---------- EXTRACTED ENTRIES

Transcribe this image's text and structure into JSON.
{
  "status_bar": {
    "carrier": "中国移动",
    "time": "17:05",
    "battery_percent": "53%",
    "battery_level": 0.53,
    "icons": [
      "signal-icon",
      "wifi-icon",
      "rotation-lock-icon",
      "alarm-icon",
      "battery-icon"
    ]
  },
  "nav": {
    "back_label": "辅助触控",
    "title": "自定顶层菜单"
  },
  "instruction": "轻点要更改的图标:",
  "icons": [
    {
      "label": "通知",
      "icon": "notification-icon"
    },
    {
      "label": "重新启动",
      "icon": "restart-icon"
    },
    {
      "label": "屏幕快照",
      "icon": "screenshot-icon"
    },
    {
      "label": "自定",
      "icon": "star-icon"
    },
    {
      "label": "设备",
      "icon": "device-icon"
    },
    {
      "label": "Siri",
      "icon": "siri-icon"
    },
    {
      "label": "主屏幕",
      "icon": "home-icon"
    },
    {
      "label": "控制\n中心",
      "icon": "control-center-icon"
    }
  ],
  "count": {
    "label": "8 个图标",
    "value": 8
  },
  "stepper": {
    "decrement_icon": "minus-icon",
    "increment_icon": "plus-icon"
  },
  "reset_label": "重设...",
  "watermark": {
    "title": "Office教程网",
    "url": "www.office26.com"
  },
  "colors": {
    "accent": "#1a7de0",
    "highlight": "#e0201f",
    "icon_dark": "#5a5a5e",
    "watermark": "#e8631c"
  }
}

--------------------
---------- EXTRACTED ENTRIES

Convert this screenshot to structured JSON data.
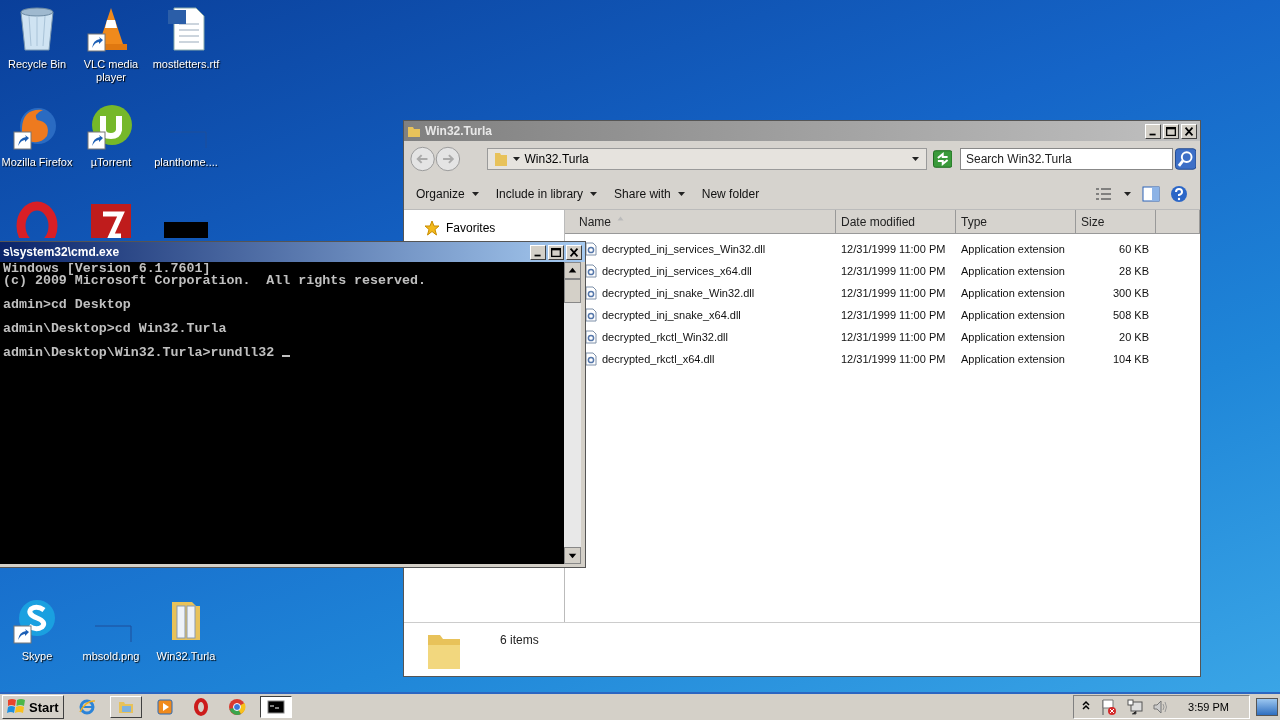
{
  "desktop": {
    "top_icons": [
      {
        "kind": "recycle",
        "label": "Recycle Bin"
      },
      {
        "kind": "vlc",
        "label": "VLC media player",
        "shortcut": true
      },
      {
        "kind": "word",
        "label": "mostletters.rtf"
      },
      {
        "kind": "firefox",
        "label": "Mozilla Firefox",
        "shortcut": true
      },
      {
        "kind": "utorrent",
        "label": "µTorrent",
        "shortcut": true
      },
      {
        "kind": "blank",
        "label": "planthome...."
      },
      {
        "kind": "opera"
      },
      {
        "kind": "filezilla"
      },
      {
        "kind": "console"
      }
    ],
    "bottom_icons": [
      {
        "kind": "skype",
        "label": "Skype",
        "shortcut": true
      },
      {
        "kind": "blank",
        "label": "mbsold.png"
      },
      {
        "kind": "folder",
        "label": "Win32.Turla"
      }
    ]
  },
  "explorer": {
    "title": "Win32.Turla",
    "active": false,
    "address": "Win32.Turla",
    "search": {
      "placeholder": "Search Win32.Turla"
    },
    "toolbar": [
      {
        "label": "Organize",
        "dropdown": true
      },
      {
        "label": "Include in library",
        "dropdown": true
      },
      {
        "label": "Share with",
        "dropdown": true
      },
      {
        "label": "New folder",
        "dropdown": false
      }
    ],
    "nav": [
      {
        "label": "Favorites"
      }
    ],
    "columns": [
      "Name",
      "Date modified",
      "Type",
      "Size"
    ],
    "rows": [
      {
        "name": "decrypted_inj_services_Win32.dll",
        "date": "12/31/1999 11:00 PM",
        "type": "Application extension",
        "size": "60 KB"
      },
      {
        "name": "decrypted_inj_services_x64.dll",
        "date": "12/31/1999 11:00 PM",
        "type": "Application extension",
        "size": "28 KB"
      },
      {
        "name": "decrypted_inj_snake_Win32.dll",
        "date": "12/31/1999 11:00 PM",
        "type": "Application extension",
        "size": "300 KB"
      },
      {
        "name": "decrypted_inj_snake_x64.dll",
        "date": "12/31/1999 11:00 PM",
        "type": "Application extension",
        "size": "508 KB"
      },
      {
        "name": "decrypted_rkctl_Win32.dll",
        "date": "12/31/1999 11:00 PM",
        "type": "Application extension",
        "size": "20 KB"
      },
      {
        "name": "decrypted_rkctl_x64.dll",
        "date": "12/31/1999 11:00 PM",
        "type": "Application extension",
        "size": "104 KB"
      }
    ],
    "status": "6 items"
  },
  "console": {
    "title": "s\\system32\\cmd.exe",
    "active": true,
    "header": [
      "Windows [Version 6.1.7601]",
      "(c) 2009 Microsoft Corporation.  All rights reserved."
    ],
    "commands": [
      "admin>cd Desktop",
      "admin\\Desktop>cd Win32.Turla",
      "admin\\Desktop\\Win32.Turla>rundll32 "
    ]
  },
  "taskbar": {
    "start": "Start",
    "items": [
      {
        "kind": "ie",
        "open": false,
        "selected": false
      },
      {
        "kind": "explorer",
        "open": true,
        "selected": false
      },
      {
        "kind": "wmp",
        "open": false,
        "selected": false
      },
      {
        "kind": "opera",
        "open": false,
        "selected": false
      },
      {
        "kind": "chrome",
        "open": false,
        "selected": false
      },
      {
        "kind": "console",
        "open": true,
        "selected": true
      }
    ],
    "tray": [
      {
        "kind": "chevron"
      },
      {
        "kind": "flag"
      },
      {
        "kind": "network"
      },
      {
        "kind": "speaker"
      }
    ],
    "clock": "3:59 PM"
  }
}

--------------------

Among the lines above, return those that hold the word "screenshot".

SOLUTION TO THIS PROBLEM
      "icon": "screenshot-icon"
Convert this screenshot to structured JSON data.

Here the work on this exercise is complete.